Professionally, Dr. Michael Claussner was a psychologist who counseled adults, couples and adolescents. He had offices in both Eagle and Eagle-Vail. But when his wife, Ann Marie Sanders, gave birth to the couple’s now-teenage son Evan, Mike decided to be a stay-at-home dad. For many years Evan and Mike were frequently spotted around town ” at the library or the coffee shop. As his son grew older, Mike and Evan branched out to hiking and other outdoor adventures.
“When Evan was competing in freestyle, Mike would wear this crazy, big, old hat. There he would be, screaming for Evan,” said family friend Elizabeth James.
James said Mike was always out with the boys ” Evan and his buddies.
“To the kids, Mike was like everyone’s big bother. More like a playmate than a dad,” said Pete Brandes of Eagle.
The Brandes family ” Pete and his wife Jane and children Katy and Henry ” were solid friends of the Claussner clan. The two families spent holidays and traveled the globe together. When the Brandes family spent a year as missionaries in Tanzania, Africa, the Claussners visited. After that trip, Mike and Ann Marie decided to sponsor one of the local girls and they committed to financing her education.
“That was a very important thing for that particular girl,” said Brandes.
Mike also stepped in to help out with kids closer to home.
For many years, Brandes worked long, emergency services shifts with an erratic schedule. “Mike was Henry’s dad when I wasn’t there,” says Brandes. “Evan and Henry are like brothers.”
In addition to friends and family, Mike had a great love for Fulford, the abandoned historic mining town that is now home to vacation cabins. Mike built his own dwelling there.
“I will always think of campfires up at Fulford and Mike telling stories. He loved being at Fulford so much,” says James.

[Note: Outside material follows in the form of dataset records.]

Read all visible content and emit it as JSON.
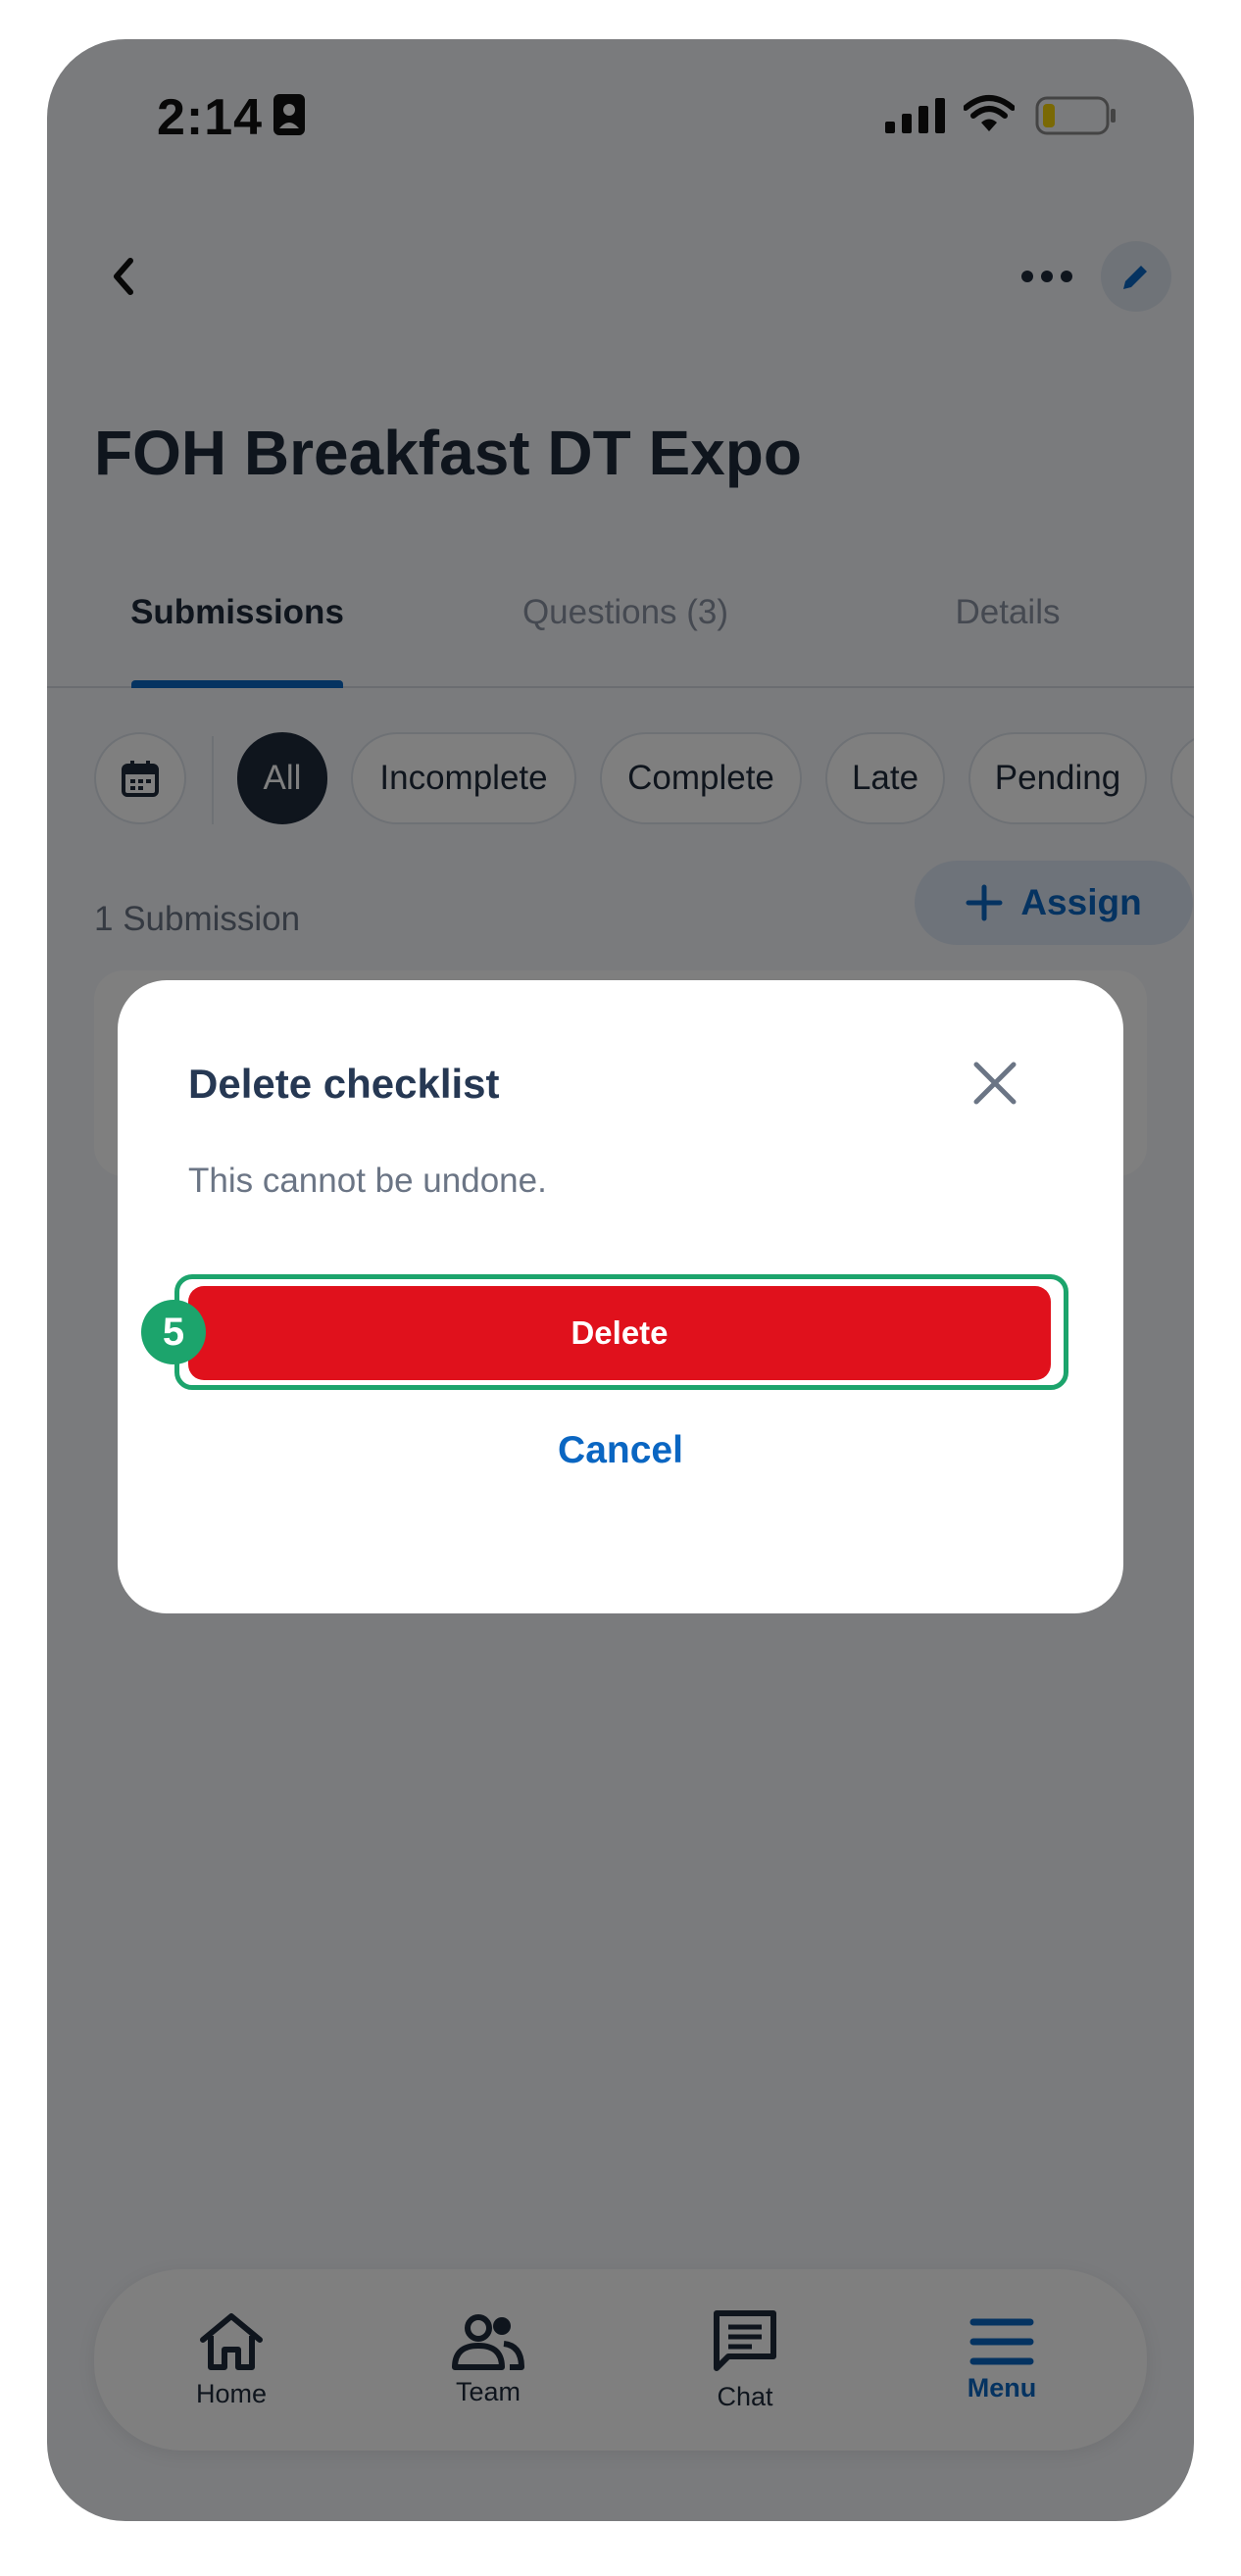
{
  "status_bar": {
    "time": "2:14"
  },
  "header": {
    "title": "FOH Breakfast DT Expo"
  },
  "tabs": [
    {
      "label": "Submissions",
      "active": true
    },
    {
      "label": "Questions (3)",
      "active": false
    },
    {
      "label": "Details",
      "active": false
    }
  ],
  "filters": {
    "chips": [
      "All",
      "Incomplete",
      "Complete",
      "Late",
      "Pending"
    ],
    "selected": "All"
  },
  "submissions": {
    "count_label": "1 Submission",
    "assign_label": "Assign"
  },
  "modal": {
    "title": "Delete checklist",
    "body": "This cannot be undone.",
    "delete_label": "Delete",
    "cancel_label": "Cancel",
    "step_badge": "5"
  },
  "bottom_nav": [
    {
      "label": "Home",
      "icon": "home-icon"
    },
    {
      "label": "Team",
      "icon": "team-icon"
    },
    {
      "label": "Chat",
      "icon": "chat-icon"
    },
    {
      "label": "Menu",
      "icon": "menu-icon",
      "active": true
    }
  ],
  "colors": {
    "accent": "#0a66c2",
    "danger": "#e0111c",
    "highlight": "#1ca46c",
    "text_dark": "#1e2a3b"
  }
}
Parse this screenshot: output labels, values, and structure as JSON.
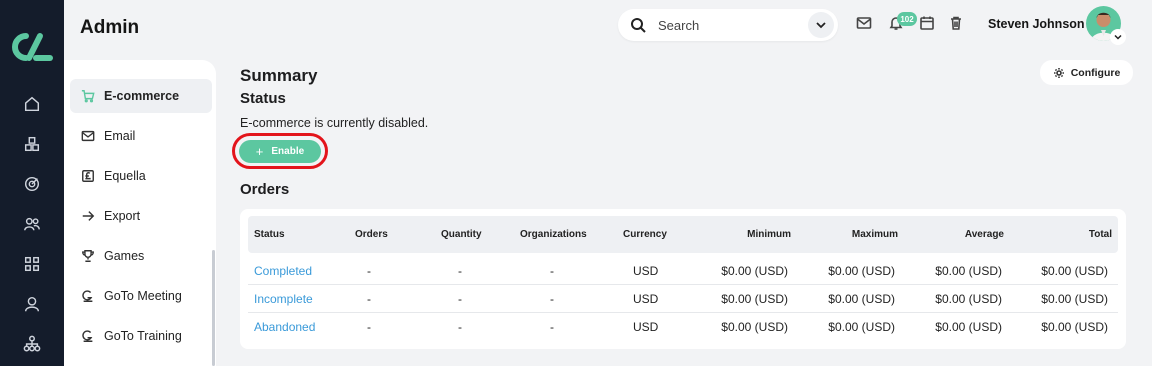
{
  "app": {
    "title": "Admin"
  },
  "colors": {
    "accent": "#5cc7a0",
    "rail": "#141c2b",
    "link": "#3a9ad9",
    "highlight_ring": "#e3141b"
  },
  "rail_icons": [
    "home-icon",
    "layers-icon",
    "target-icon",
    "users-icon",
    "grid-icon",
    "user-icon",
    "org-chart-icon"
  ],
  "header": {
    "search_placeholder": "Search",
    "notification_count": "102",
    "user_name": "Steven Johnson",
    "icons": [
      "mail-icon",
      "bell-icon",
      "calendar-icon",
      "trash-icon"
    ]
  },
  "subnav": {
    "items": [
      {
        "label": "E-commerce",
        "icon": "cart-icon",
        "active": true
      },
      {
        "label": "Email",
        "icon": "mail-icon"
      },
      {
        "label": "Equella",
        "icon": "pound-icon"
      },
      {
        "label": "Export",
        "icon": "arrow-right-icon"
      },
      {
        "label": "Games",
        "icon": "trophy-icon"
      },
      {
        "label": "GoTo Meeting",
        "icon": "goto-icon"
      },
      {
        "label": "GoTo Training",
        "icon": "goto-icon"
      }
    ]
  },
  "main": {
    "summary_title": "Summary",
    "status_title": "Status",
    "status_text": "E-commerce is currently disabled.",
    "enable_label": "Enable",
    "configure_label": "Configure",
    "orders_title": "Orders",
    "table": {
      "columns": [
        "Status",
        "Orders",
        "Quantity",
        "Organizations",
        "Currency",
        "Minimum",
        "Maximum",
        "Average",
        "Total"
      ],
      "rows": [
        [
          "Completed",
          "-",
          "-",
          "-",
          "USD",
          "$0.00 (USD)",
          "$0.00 (USD)",
          "$0.00 (USD)",
          "$0.00 (USD)"
        ],
        [
          "Incomplete",
          "-",
          "-",
          "-",
          "USD",
          "$0.00 (USD)",
          "$0.00 (USD)",
          "$0.00 (USD)",
          "$0.00 (USD)"
        ],
        [
          "Abandoned",
          "-",
          "-",
          "-",
          "USD",
          "$0.00 (USD)",
          "$0.00 (USD)",
          "$0.00 (USD)",
          "$0.00 (USD)"
        ]
      ]
    }
  }
}
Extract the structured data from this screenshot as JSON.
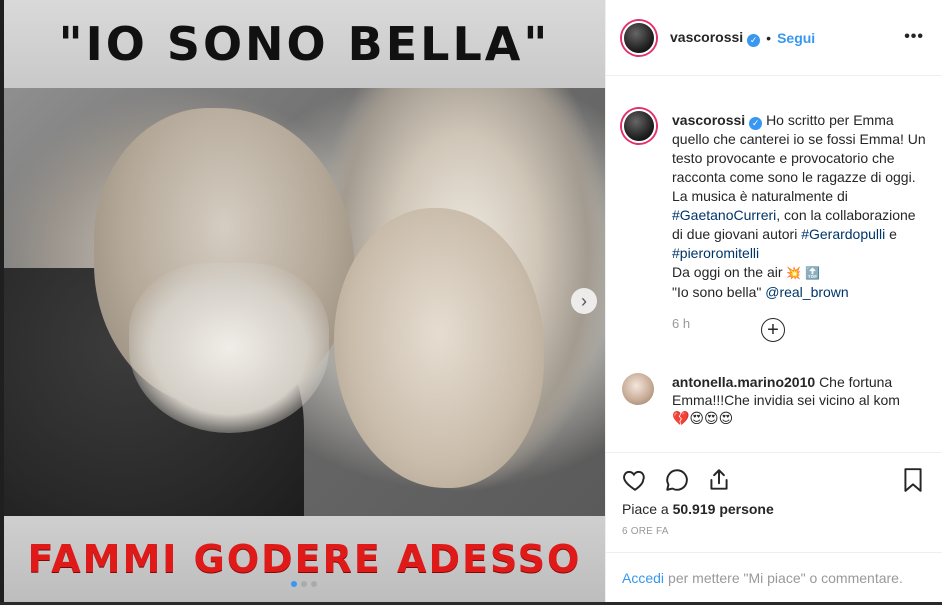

Brandes said he spent the day with Mike on Saturday, watching their boys play lacrosse in Grand Junction. Brandes said Mike had purchased a 100-pound bag of bird seed and was excited about taking it up to Fulford. Brandes, like so many of Mike’s friends, was shocked to learn about his death Sunday as he was snowmobiling home.
“It’s a loss to the whole community, it really is. Mike did a lot of things for people here,” said Brandes.